Rockstar games hasn't let people down since it first entered the mainstream with 2001's Grand Theft Auto III, which ignited a revolution within the industry, shattering sales records and becoming as influential to video game design as it was controversial. Since that seminal release, the studio has continued to top themselves with each new project. The company's most recent release, Red Dead Redemption 2, improved upon Grand Theft Auto V in almost every way.
RDR2 has been out for less than a year, but Rockstar surely must be cooking up their next big game. If we were gamblers, we'd say that next game is Grand Theft Auto VI. Like every development cycle, it is hard to say how they will top their recent masterpiece, but it won't stop any daydreaming about what the title might end up being. The ten entries in this list will look at five things from RDR2 the studio should include in GTA VI, and five things that are better left staying in the old west. For the latter, these mechanics aren't necessarily bad, but they don't belong in the open world mayhem for which the GTA series is known.
Grand Theft Auto V's Los Santos is huge, but the player can't do a whole lot in it besides sparking chaos. RDR2 adds a ton of depth to the world itself, letting players inside most houses, and allowing Arthur Morgan to rummage through cabinets. It's understandable to not have access to every building within GTA's urban sprawls, but they should have as many as possible.
There's more to detail than inside environments too. If weather had an effect on the city, or parts of it were destructible, it would go along way towards making it feel alive. A Shenmue level of realism isn't expected, but it should strive for something more than what it has done in the past.
Rockstar's aiming mechanics are from the stone age. With the exception of Max Payne 3, all of their games are a chore when it comes to gunfights.
Players who want to go without using auto aim will have a hard time, and there's no excuse for this in modern gaming.
Dan Houser's writing ability improves with each script, so there's no reason to believe Grand Theft Auto VI won't continue this trend. RDR2 really went miles ahead of GTA V with its plot. The western is a serious, somber tale about redemption, while Trevor, Michael, and Franklin's tale is more comedic.
The next GTA doesn't need to get as dour as Arthur Morgan's tale, but a black comedy can still have award-worthy dialogue and scenarios. One area that can still be improved upon is the heavy-handedness with which its themes are conveyed. Players are smart enough to understand subtext without having it banged over their heads.
Dedication to realism is a good thing, but the developers should remember they are still making a game. Riding a horse is cool and all, but sometimes people just want to quickly reach their objective marker.
On the other hand, if transportation is fun enough, people will want to drive everywhere instead of fast travel. GTA V already did this so well with its smooth as butter driving and ability to take a cab. People have little reason to worry about this, since the Red Dead games strive to simulate the wild west, and GTA tends to be looser with realism.

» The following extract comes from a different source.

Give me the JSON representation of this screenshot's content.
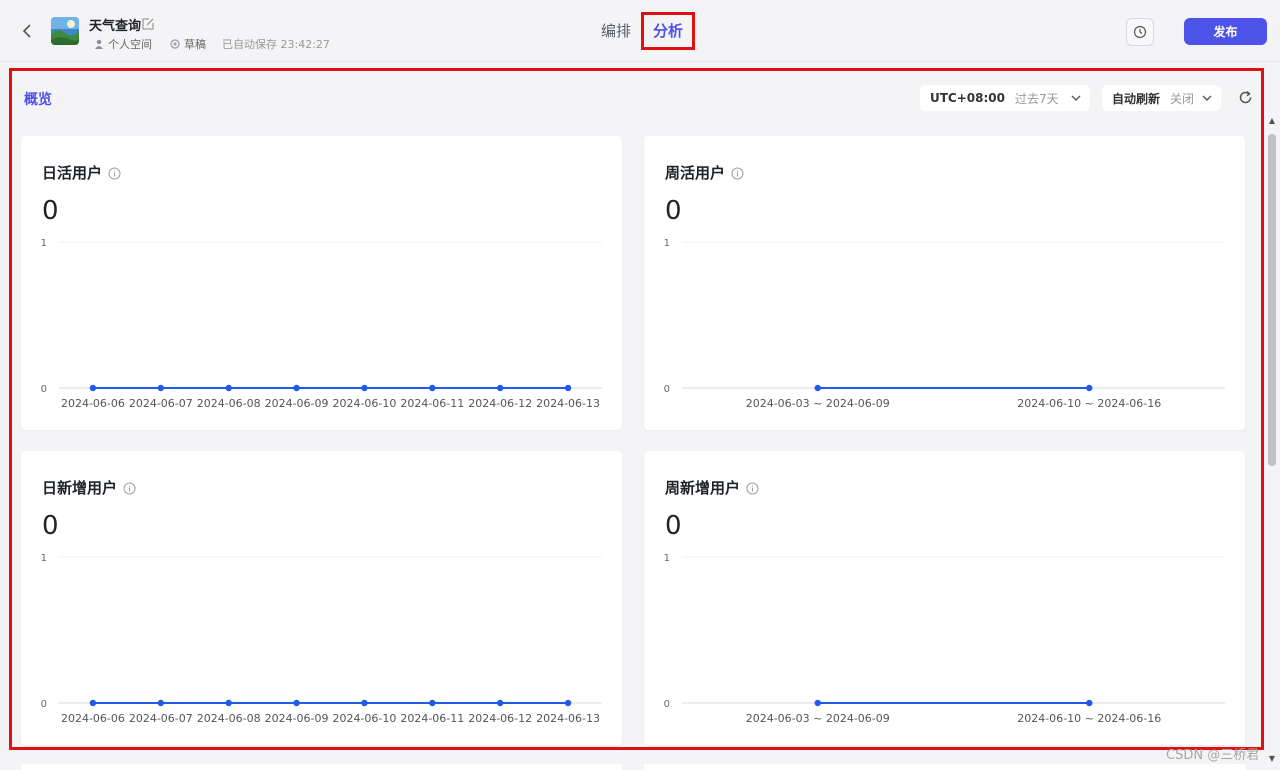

Characters in Rockstar games were always memorable, but they felt like cartoons. RDR2's ensemble feels like genuine people. When certain ones bit the bullet, it was absolutely devastating.
If they manage to get the same effect from characters in the next GTA, it will receive at least as much praise as RDR2.
As if getting guns wasn't enough, Arthur Morgan periodically needs to clean them to maintain their usefulness in a firefight.
It's a neat idea, but it breaks the pacing of missions and grows tiresome after watching the animation for the hundredth time. GTA VI shouldn't even think about adopting a similar mechanic. It would be like having to worry about gas in a car's tank.
Red Dead Redemption 2's original soundtrack does so much to heighten the emotion during its most crucial moments.
The original songs, written and performed by legends like Willie Nelson and D'Angelo, are catchy enough on their own, but are now unforgettable after being forever linked to the game. GTA VI should recruit more legendary songwriters and performers to lay down new tracks.
This system isn't too obtrusive in RDR2, where the whole world is heavier and survival is the main focus in gameplay.
GTA VI probably won't be about outlaws scraping by in the wild west, so they would likely feel out of place. Players should also have more health because death comes all too quickly in GTA V.
The amount of spoken dialogue in RDR2 is staggering. It takes a long time for Arthur to start repeating his lines, and the same goes true for the supporting cast.
GTA VI should offer the same amount of interaction with NPCs, or at least have more optional conversations with other characters.
Bounties made sense in the old west. For the game, it was a solid mechanic for encouraging a certain play style.
Rockstar didn't seem to want players to tackle this map like they would have Los Santos or Liberty City. However, such a system would only serve to limit freedom in a contemporary urban setting.